Ballymena SDLP Councillor Eugene Reid tabled a question regarding the council’s responsibility for the gritting of town centre footpaths.
Cllr Reid queried the council’s position further to a number of reported incidents of pedestrians falling in Ballymena during a cold snap last month.
He asked: “In light of the recent cold weather and a number of reported incidents of individuals falling in Ballymena town centre due to ice covered footpaths, can the council report on our responsibility with respect to gritting of town centre footpaths and any plans that are in place should a similar situation occur in the future?”
Speaking at a meeting of the council on Monday evening, Cllr Reid said: “Am I right in saying there is a Memorandum of Understanding between DfI (Department for Infrastructure) and Mid and East Antrim Council to say that no-one has the responsibility for doing this?”
Operations director Philip Thompson explained: “The Memorandum of Understanding sets out the legal position and the legal position is that no one body has responsibility for statutory salting and gritting of footpaths.”

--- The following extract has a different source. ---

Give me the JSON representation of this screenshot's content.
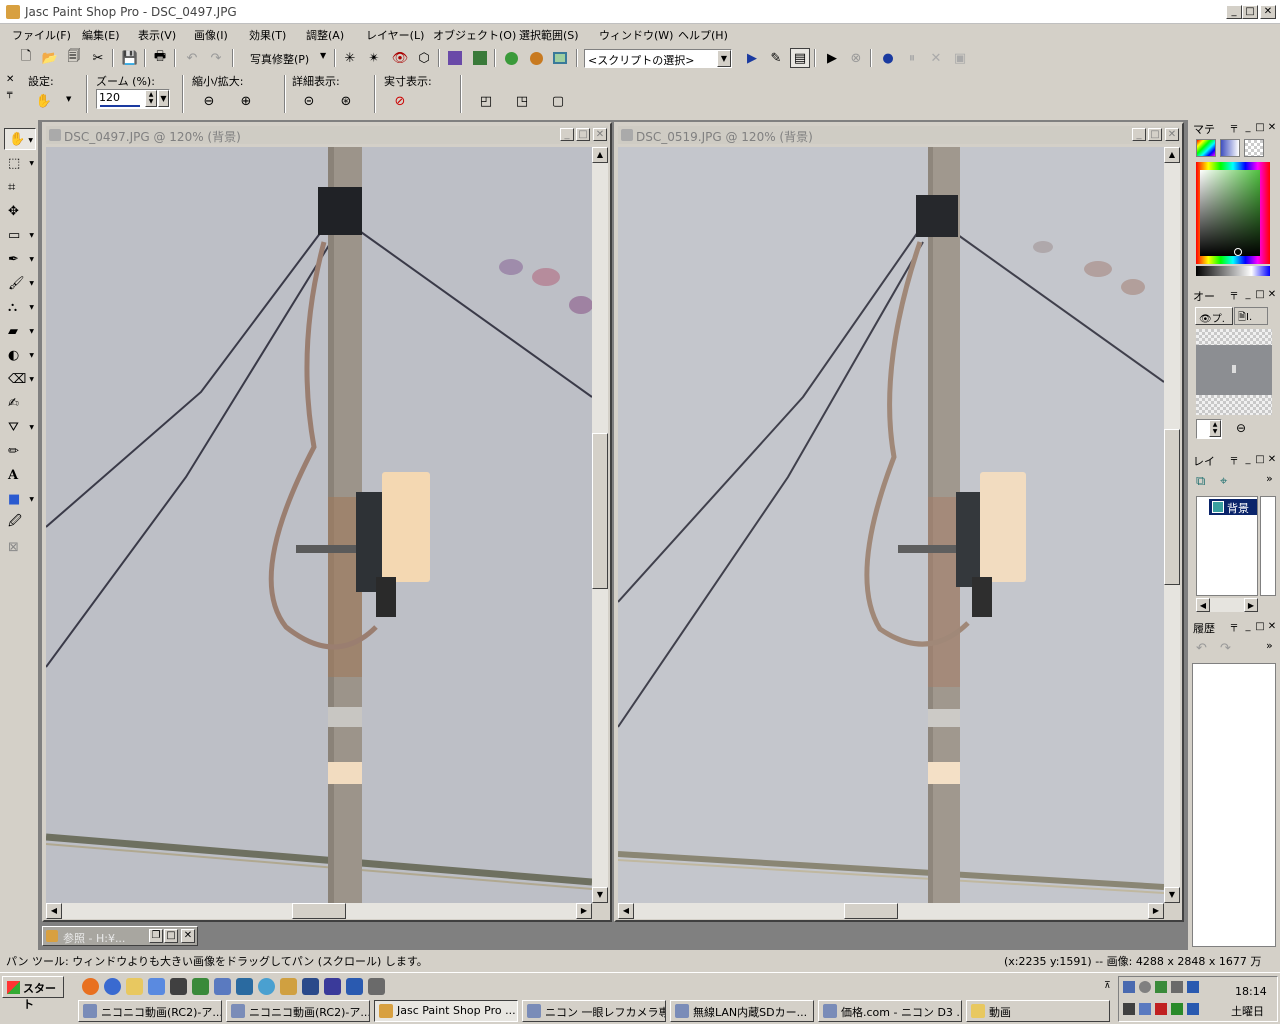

The Mayor, Ald Noel Williams, noted: “But we do. Nothing legally – but we do.”
Last month, the council issued a reminder over the gritting of roads and pavements. In a statement on social media, it said: “Councils are not responsible for the distribution or provision of grit, grit boxes or the gritting of the road, street or pavement network.
“To request grit for your area, you need to report it to DfI (Department for Infrastructure) Roads using their online tool on the NIDirect government services website.
“You can also report an issue with ice or snow on a road by email or phone (for emergencies only) by using the contact details on the Department for Infrastructure Roads page.”
A three-year Memorandum of Understanding signed last October between the council and DfI will see “clearing priority pedestrian footways of snow and ice during prolonged periods of winter weather” in Mid and East Antrim town centres – Larne, Carrickfergus and Ballymena as well as Broughshane, Ahoghill and Portglenone.
Other outlying villages – Ballymena, Glenarm, Carnlough, Glynn, Ballycarry and Islandmagee – are included in the priority two pavement scheme.
A report presented to the council by DfI Roads Northern Division, said roads in Mid and and East Antrim were salted 65 times during the 2020/21 winter season using 5,053 tonnes of salt.
Depots based at Kilwaughter in Larne and Ballykeel in Ballymena saw 599kms of road salted using nine gritters. Salting is completed in just over three hours.
Michelle Weir, Local Democracy Reporter